Macro Roundup, Feb 17
"As the Japanese and American experiences in the late 1980s and 2008 show, cheap or free credit is a sure way towards bad investment decisions and asset bubbles. Bank loans for fixed asset investment in China has jumped from $750bn in 2008 to $1.2tn a year – and this does not include hundreds of billions of “hot money” entering the country. Amid all the talk of a China-dominated Asian century, the country’s modern version of a gold rush is a sober reminder that locals could be losing faith in the growth miracle that appears the brightest light in a dimming global economy." (China's gold rush reflects a loss of faith in the growth miracle, FT)

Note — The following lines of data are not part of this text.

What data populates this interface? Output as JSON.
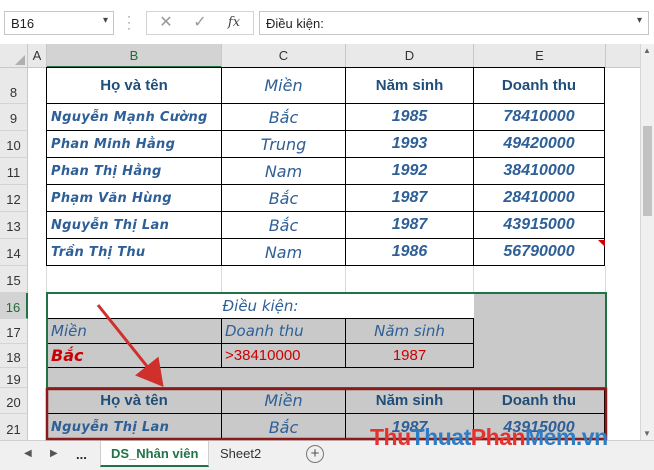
{
  "formula_bar": {
    "name_box": "B16",
    "cancel_icon": "✕",
    "enter_icon": "✓",
    "fx_label": "fx",
    "content": "Điều kiện:"
  },
  "columns": [
    "A",
    "B",
    "C",
    "D",
    "E"
  ],
  "rows": [
    "8",
    "9",
    "10",
    "11",
    "12",
    "13",
    "14",
    "15",
    "16",
    "17",
    "18",
    "19",
    "20",
    "21"
  ],
  "table": {
    "headers": [
      "Họ và tên",
      "Miền",
      "Năm sinh",
      "Doanh thu"
    ],
    "records": [
      [
        "Nguyễn  Mạnh Cường",
        "Bắc",
        "1985",
        "78410000"
      ],
      [
        "Phan  Minh Hằng",
        "Trung",
        "1993",
        "49420000"
      ],
      [
        "Phan  Thị Hằng",
        "Nam",
        "1992",
        "38410000"
      ],
      [
        "Phạm  Văn Hùng",
        "Bắc",
        "1987",
        "28410000"
      ],
      [
        "Nguyễn  Thị Lan",
        "Bắc",
        "1987",
        "43915000"
      ],
      [
        "Trần  Thị Thu",
        "Nam",
        "1986",
        "56790000"
      ]
    ]
  },
  "criteria": {
    "title": "Điều kiện:",
    "headers": [
      "Miền",
      "Doanh thu",
      "Năm sinh"
    ],
    "values": [
      "Bắc",
      ">38410000",
      "1987"
    ]
  },
  "result": {
    "headers": [
      "Họ và tên",
      "Miền",
      "Năm sinh",
      "Doanh thu"
    ],
    "records": [
      [
        "Nguyễn  Thị Lan",
        "Bắc",
        "1987",
        "43915000"
      ]
    ]
  },
  "sheet_tabs": {
    "ellipsis": "...",
    "tabs": [
      "DS_Nhân viên",
      "Sheet2"
    ],
    "add": "+"
  },
  "watermark": {
    "part1": "Thu",
    "part2": "Thuat",
    "part3": "Phan",
    "part4": "Mem",
    "part5": ".vn"
  },
  "colors": {
    "accent": "#217346",
    "text_blue": "#2e5f96",
    "criteria_red": "#cc0000",
    "arrow_red": "#d0302b",
    "criteria_fill": "#c9c9c9",
    "result_outline": "#8b1a1a"
  }
}
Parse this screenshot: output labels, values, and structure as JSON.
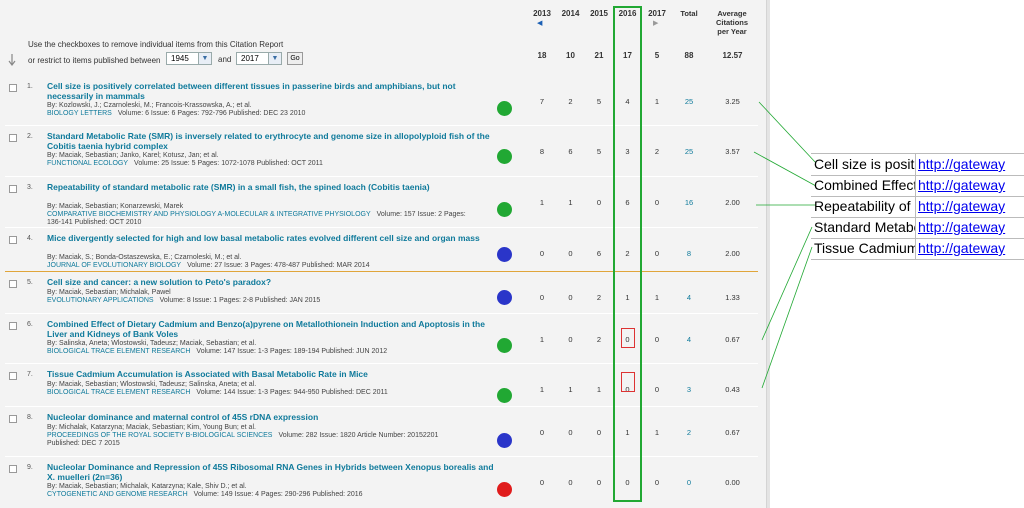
{
  "report": {
    "instruction_line1": "Use the checkboxes to remove individual items from this Citation Report",
    "instruction_line2": "or restrict to items published between",
    "year_from": "1945",
    "and_label": "and",
    "year_to": "2017",
    "go_label": "Go",
    "years": [
      "2013",
      "2014",
      "2015",
      "2016",
      "2017"
    ],
    "total_label": "Total",
    "avg_label_line1": "Average",
    "avg_label_line2": "Citations",
    "avg_label_line3": "per Year",
    "summary_counts": [
      "18",
      "10",
      "21",
      "17",
      "5"
    ],
    "summary_total": "88",
    "summary_avg": "12.57"
  },
  "rows": [
    {
      "num": "1.",
      "title": "Cell size is positively correlated between different tissues in passerine birds and amphibians, but not necessarily in mammals",
      "authors": "By: Kozlowski, J.; Czarnoleski, M.; Francois-Krassowska, A.; et al.",
      "journal": "BIOLOGY LETTERS",
      "details": "Volume: 6   Issue: 6   Pages: 792-796   Published: DEC 23 2010",
      "counts": [
        "7",
        "2",
        "5",
        "4",
        "1"
      ],
      "total": "25",
      "avg": "3.25",
      "dot": "#21a833"
    },
    {
      "num": "2.",
      "title": "Standard Metabolic Rate (SMR) is inversely related to erythrocyte and genome size in allopolyploid fish of the Cobitis taenia hybrid complex",
      "authors": "By: Maciak, Sebastian; Janko, Karel; Kotusz, Jan; et al.",
      "journal": "FUNCTIONAL ECOLOGY",
      "details": "Volume: 25   Issue: 5   Pages: 1072-1078   Published: OCT 2011",
      "counts": [
        "8",
        "6",
        "5",
        "3",
        "2"
      ],
      "total": "25",
      "avg": "3.57",
      "dot": "#21a833"
    },
    {
      "num": "3.",
      "title": "Repeatability of standard metabolic rate (SMR) in a small fish, the spined loach (Cobitis taenia)",
      "authors": "By: Maciak, Sebastian; Konarzewski, Marek",
      "journal": "COMPARATIVE BIOCHEMISTRY AND PHYSIOLOGY A-MOLECULAR & INTEGRATIVE PHYSIOLOGY",
      "details": "Volume: 157   Issue: 2   Pages:",
      "details2": "136-141   Published: OCT 2010",
      "counts": [
        "1",
        "1",
        "0",
        "6",
        "0"
      ],
      "total": "16",
      "avg": "2.00",
      "dot": "#21a833"
    },
    {
      "num": "4.",
      "title": "Mice divergently selected for high and low basal metabolic rates evolved different cell size and organ mass",
      "authors": "By: Maciak, S.; Bonda-Ostaszewska, E.; Czarnoleski, M.; et al.",
      "journal": "JOURNAL OF EVOLUTIONARY BIOLOGY",
      "details": "Volume: 27   Issue: 3   Pages: 478-487   Published: MAR 2014",
      "counts": [
        "0",
        "0",
        "6",
        "2",
        "0"
      ],
      "total": "8",
      "avg": "2.00",
      "dot": "#2a35c9"
    },
    {
      "num": "5.",
      "title": "Cell size and cancer: a new solution to Peto's paradox?",
      "authors": "By: Maciak, Sebastian; Michalak, Pawel",
      "journal": "EVOLUTIONARY APPLICATIONS",
      "details": "Volume: 8   Issue: 1   Pages: 2-8   Published: JAN 2015",
      "counts": [
        "0",
        "0",
        "2",
        "1",
        "1"
      ],
      "total": "4",
      "avg": "1.33",
      "dot": "#2a35c9"
    },
    {
      "num": "6.",
      "title": "Combined Effect of Dietary Cadmium and Benzo(a)pyrene on Metallothionein Induction and Apoptosis in the Liver and Kidneys of Bank Voles",
      "authors": "By: Salinska, Aneta; Wlostowski, Tadeusz; Maciak, Sebastian; et al.",
      "journal": "BIOLOGICAL TRACE ELEMENT RESEARCH",
      "details": "Volume: 147   Issue: 1-3   Pages: 189-194   Published: JUN 2012",
      "counts": [
        "1",
        "0",
        "2",
        "0",
        "0"
      ],
      "total": "4",
      "avg": "0.67",
      "dot": "#21a833"
    },
    {
      "num": "7.",
      "title": "Tissue Cadmium Accumulation is Associated with Basal Metabolic Rate in Mice",
      "authors": "By: Maciak, Sebastian; Wlostowski, Tadeusz; Salinska, Aneta; et al.",
      "journal": "BIOLOGICAL TRACE ELEMENT RESEARCH",
      "details": "Volume: 144   Issue: 1-3   Pages: 944-950   Published: DEC 2011",
      "counts": [
        "1",
        "1",
        "1",
        "0",
        "0"
      ],
      "total": "3",
      "avg": "0.43",
      "dot": "#21a833"
    },
    {
      "num": "8.",
      "title": "Nucleolar dominance and maternal control of 45S rDNA expression",
      "authors": "By: Michalak, Katarzyna; Maciak, Sebastian; Kim, Young Bun; et al.",
      "journal": "PROCEEDINGS OF THE ROYAL SOCIETY B-BIOLOGICAL SCIENCES",
      "details": "Volume: 282   Issue: 1820   Article Number: 20152201",
      "details2": "Published: DEC 7 2015",
      "counts": [
        "0",
        "0",
        "0",
        "1",
        "1"
      ],
      "total": "2",
      "avg": "0.67",
      "dot": "#2a35c9"
    },
    {
      "num": "9.",
      "title": "Nucleolar Dominance and Repression of 45S Ribosomal RNA Genes in Hybrids between Xenopus borealis and X. muelleri (2n=36)",
      "authors": "By: Maciak, Sebastian; Michalak, Katarzyna; Kale, Shiv D.; et al.",
      "journal": "CYTOGENETIC AND GENOME RESEARCH",
      "details": "Volume: 149   Issue: 4   Pages: 290-296   Published: 2016",
      "counts": [
        "0",
        "0",
        "0",
        "0",
        "0"
      ],
      "total": "0",
      "avg": "0.00",
      "dot": "#e01c1c"
    }
  ],
  "side_table": [
    {
      "title": "Cell size is positively",
      "link": "http://gateway"
    },
    {
      "title": "Combined Effect",
      "link": "http://gateway"
    },
    {
      "title": "Repeatability of",
      "link": "http://gateway"
    },
    {
      "title": "Standard Metabolic",
      "link": "http://gateway"
    },
    {
      "title": "Tissue Cadmium",
      "link": "http://gateway"
    }
  ],
  "colors": {
    "highlight_green": "#21a833",
    "highlight_red": "#d33333",
    "link": "#0f7a9b",
    "separator": "#e0a53a"
  }
}
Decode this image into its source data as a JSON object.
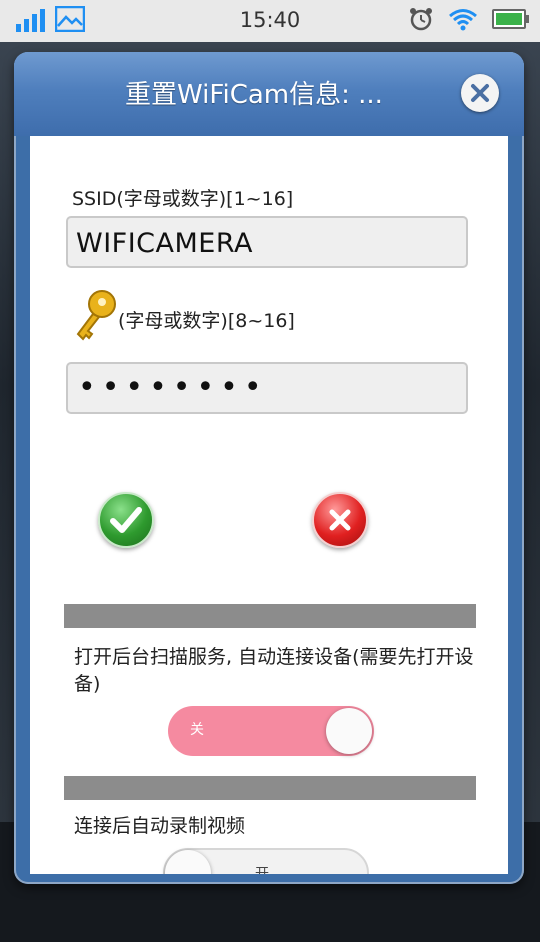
{
  "status_bar": {
    "time": "15:40",
    "icons": [
      "signal-icon",
      "image-icon",
      "alarm-icon",
      "wifi-icon",
      "battery-icon"
    ]
  },
  "dialog": {
    "title": "重置WiFiCam信息: ...",
    "close_icon": "close-icon",
    "ssid_label": "SSID(字母或数字)[1~16]",
    "ssid_value": "WIFICAMERA",
    "password_label": "(字母或数字)[8~16]",
    "password_value": "••••••••",
    "confirm_icon": "check-icon",
    "cancel_icon": "x-icon",
    "scan_service_label": "打开后台扫描服务, 自动连接设备(需要先打开设备)",
    "scan_service_toggle_text": "关",
    "auto_record_label": "连接后自动录制视频",
    "auto_record_toggle_text": "开"
  },
  "colors": {
    "accent_blue": "#1f8ff2",
    "dialog_header": "#4f7fbd",
    "toggle_pink": "#f58aa0",
    "confirm_green": "#2e9a2e",
    "cancel_red": "#e02020",
    "divider_gray": "#8c8c8c"
  }
}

"The implication of this warning is about the longer term, not about the fiscal deficits being run right now. As Robert Neild, emeritus professor at Cambridge university, points out in the Royal Economic Society’s newsletter, “the application again of the balanced budget policy of the interwar years, justified by alarmism, is leading us into an unnecessarily deep recession”. He is quite correct. Prof Neild also writes: “Britain, a leader in the management of government finances, has maintained a national debt without default for more than three centuries. The ratio of debt to gross domestic product has often been far higher than it is today.” Why do so many regard this successful history as nigh on irrelevant and the dire experience of Greece or Italy inside the eurozone as far more relevant?" (Britain needs to whittle down corporate cash pile, FT)
"In narrow economic terms, there is no reason why central bank bureaucrats should ever be terrified of balance sheet losses. Central banks exist to support the financial system; they are not driven by profit motives. Since an institution such as the European Central Bank, BoJ or Federal Reserve can always create more money, “losses” are primarily an accounting issue. That point was hammered home by Thomas Jordan, acting head of the Swiss National Bank. (Eurozone central bankers and the taboo subject of losses, FT)
Franklin Templeton is one of the big winners as Investors gain from bet on Irish recovery (FT)
As Philip Coggan, financial markets columnist at The Economist, noted in my recent interview with him, "in the Second World War, the Germans printed fake pound notes and dropped them in Britain as a way of sabotaging the British economy; now expanding the money supply is seen as the way to save it." According to recently released files from MI5 (the CIA's UK counterpart), they were partially successful in that Nazi forgeries hit confidence in sterling internationally.